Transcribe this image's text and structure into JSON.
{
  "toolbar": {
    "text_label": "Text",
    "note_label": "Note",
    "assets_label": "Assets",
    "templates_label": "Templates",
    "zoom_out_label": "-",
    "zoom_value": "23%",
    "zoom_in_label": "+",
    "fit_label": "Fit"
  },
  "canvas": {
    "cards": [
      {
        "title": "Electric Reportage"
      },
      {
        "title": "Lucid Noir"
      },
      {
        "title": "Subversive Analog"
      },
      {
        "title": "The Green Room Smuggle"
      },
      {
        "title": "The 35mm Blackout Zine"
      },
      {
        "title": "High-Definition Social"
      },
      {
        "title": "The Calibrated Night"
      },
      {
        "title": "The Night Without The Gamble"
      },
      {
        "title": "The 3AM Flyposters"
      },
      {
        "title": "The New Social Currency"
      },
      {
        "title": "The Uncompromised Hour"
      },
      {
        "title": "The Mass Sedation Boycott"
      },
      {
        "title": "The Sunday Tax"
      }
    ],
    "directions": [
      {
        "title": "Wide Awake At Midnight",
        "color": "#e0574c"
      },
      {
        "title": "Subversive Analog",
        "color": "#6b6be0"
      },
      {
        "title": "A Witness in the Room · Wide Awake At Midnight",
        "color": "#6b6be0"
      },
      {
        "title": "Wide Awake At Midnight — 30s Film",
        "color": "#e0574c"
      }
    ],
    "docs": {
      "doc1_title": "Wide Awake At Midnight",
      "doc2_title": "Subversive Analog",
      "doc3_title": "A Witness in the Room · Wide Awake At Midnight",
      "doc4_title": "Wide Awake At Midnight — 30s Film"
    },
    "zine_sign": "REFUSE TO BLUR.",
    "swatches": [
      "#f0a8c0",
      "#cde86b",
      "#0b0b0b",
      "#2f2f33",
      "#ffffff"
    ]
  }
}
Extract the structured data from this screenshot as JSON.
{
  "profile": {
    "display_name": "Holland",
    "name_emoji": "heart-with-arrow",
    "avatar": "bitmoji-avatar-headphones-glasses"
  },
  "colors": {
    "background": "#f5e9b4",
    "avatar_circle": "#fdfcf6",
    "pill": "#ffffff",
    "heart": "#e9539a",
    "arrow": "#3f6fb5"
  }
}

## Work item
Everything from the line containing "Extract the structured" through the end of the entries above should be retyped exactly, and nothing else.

## Problem solution
Extract the structured data from this screenshot as JSON.
{
  "profile": {
    "display_name": "Holland",
    "name_emoji": "heart-with-arrow",
    "avatar": "bitmoji-avatar-headphones-glasses"
  },
  "colors": {
    "background": "#f5e9b4",
    "avatar_circle": "#fdfcf6",
    "pill": "#ffffff",
    "heart": "#e9539a",
    "arrow": "#3f6fb5"
  }
}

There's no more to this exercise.